Encouragement for Reporting of Adverse Patient Events:

The 1999 Institute of Medicine (IOM, USA) report recommended “a nationwide mandatory reporting system that provides for collection of standardized information by state governments about adverse events that result in death or serious harm.”

However, professional organizations, such as the Anesthesia Patient Safety Foundation, did not approve the measure apprehending that any inappropriate public disclosure and punitive action might lead to hiding the adverse events and defeat the purpose.

Although twenty three states established mandatory reporting systems for serious patient injuries or deaths by 2005, there was a lot of controversy over mandatory versus voluntary reporting.

In 2005, the US Congress passed the long-debated Patient Safety and Quality Improvement Act, 2005 establishing a federal reporting database. Under this act:

i. The reporting of serious patient harm by hospitals is voluntary and not mandatory

ii. The reports are collected by patient safety organizations under contract to analyze errors and recommend improvements

iii.

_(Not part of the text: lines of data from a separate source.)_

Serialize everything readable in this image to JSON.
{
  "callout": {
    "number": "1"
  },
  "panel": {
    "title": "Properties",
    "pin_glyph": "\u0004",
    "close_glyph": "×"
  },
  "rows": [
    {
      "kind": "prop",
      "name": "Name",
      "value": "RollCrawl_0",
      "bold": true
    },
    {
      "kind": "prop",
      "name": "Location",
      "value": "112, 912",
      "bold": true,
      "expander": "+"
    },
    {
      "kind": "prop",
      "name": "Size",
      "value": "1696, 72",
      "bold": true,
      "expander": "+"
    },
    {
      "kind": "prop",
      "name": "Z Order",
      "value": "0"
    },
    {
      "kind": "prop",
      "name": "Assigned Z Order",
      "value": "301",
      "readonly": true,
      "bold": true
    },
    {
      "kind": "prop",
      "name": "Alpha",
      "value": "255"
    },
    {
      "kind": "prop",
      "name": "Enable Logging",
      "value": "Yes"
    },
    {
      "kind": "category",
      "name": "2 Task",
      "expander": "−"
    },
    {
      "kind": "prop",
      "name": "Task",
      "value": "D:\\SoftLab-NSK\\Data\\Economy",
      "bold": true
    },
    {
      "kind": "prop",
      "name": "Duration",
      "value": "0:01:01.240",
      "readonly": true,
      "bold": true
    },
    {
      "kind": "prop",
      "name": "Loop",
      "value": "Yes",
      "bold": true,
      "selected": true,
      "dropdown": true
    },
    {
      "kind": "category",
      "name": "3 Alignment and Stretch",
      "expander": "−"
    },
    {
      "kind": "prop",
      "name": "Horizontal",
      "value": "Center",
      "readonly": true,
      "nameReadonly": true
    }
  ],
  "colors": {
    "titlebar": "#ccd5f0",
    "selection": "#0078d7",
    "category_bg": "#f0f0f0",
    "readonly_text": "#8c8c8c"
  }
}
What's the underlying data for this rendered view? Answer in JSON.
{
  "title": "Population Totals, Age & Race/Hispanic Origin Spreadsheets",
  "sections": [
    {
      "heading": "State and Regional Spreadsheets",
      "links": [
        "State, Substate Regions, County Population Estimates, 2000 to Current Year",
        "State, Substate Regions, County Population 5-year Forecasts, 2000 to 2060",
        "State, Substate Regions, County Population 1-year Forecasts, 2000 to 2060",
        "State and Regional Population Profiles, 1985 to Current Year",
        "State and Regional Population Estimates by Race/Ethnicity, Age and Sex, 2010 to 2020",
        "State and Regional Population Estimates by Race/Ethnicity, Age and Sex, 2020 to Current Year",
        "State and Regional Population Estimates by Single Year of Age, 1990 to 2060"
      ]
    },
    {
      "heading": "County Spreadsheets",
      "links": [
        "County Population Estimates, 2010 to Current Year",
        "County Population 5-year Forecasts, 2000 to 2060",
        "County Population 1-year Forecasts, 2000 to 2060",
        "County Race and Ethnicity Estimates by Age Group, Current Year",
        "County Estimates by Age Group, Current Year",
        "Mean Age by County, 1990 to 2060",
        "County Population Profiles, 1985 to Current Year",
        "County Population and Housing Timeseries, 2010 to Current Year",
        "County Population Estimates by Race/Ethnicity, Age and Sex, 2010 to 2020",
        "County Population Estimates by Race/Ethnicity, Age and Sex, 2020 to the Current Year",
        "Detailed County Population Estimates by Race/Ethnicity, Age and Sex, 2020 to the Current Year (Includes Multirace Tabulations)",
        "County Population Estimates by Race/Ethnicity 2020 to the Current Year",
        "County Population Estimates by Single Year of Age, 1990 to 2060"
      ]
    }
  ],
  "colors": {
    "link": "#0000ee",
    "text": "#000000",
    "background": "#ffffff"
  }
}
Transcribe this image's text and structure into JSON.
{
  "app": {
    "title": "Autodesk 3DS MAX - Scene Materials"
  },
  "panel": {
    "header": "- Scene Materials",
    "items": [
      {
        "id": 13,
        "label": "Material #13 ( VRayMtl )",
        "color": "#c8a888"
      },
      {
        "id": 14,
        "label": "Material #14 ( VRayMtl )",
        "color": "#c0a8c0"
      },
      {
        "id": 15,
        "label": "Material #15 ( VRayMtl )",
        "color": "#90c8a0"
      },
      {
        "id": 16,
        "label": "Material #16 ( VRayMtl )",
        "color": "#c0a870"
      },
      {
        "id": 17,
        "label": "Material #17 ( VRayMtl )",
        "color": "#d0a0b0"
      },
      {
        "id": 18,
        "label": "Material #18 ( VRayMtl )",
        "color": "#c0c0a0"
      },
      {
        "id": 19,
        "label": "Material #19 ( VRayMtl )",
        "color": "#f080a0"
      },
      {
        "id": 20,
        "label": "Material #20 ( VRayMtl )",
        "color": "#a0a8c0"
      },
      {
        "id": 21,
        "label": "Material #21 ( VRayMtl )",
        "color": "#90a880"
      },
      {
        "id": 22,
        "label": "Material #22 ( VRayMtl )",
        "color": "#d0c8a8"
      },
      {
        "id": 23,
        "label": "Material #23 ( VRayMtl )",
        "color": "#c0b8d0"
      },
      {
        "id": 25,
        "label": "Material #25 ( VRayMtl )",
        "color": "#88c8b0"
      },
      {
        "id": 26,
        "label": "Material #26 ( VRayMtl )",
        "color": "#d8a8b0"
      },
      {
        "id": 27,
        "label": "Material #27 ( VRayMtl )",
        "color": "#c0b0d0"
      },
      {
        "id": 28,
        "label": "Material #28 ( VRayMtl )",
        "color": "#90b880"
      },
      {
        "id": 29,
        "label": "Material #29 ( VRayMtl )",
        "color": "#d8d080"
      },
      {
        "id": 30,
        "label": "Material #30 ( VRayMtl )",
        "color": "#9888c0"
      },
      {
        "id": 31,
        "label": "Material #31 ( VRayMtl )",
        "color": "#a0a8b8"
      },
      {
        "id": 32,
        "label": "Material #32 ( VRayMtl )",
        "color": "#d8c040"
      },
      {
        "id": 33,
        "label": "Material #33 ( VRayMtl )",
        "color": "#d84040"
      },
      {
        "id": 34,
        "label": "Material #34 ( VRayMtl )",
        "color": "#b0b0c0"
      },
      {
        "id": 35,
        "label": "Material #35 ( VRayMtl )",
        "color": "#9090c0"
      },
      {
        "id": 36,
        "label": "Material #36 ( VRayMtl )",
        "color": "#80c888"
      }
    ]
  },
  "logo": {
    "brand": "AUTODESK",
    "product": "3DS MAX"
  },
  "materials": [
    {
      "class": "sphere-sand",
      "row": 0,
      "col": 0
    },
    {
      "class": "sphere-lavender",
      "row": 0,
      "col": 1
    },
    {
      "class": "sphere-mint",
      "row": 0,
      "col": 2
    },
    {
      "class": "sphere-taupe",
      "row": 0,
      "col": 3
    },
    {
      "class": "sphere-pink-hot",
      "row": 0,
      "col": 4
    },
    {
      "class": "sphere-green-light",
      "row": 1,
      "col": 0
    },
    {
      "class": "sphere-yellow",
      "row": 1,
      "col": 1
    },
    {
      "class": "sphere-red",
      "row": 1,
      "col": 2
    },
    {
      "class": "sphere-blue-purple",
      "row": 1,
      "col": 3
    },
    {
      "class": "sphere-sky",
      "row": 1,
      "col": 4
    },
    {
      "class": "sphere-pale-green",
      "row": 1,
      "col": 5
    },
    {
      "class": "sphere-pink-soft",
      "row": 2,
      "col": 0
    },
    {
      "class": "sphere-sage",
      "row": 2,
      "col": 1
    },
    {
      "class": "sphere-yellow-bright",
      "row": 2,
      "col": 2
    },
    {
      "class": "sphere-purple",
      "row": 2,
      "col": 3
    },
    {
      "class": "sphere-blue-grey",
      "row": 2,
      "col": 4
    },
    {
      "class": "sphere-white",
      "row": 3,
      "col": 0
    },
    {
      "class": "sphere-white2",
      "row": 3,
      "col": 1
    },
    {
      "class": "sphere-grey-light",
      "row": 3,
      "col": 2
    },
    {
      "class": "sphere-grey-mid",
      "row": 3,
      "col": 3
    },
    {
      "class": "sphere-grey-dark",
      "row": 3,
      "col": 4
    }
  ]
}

The federal government coordinates data collection and maintenance of national database

iv. The reports remain confidential and cannot be used in liability cases.

In September 2005, the National Medical Error Disclosure and Compensation (MEDC) Bill was introduced, providing physicians protection from liability and a safe environment for disclosure, as part of a program to notify and compensate patients harmed by medical errors.

By 2008, thirty five US states had statutes allowing doctors and health care providers to ‘apologize and offer expressions of regret’ without their words being used against them in courts, and seven states had also passed laws mandating written disclosure of adverse events/bad outcomes to patients/their families.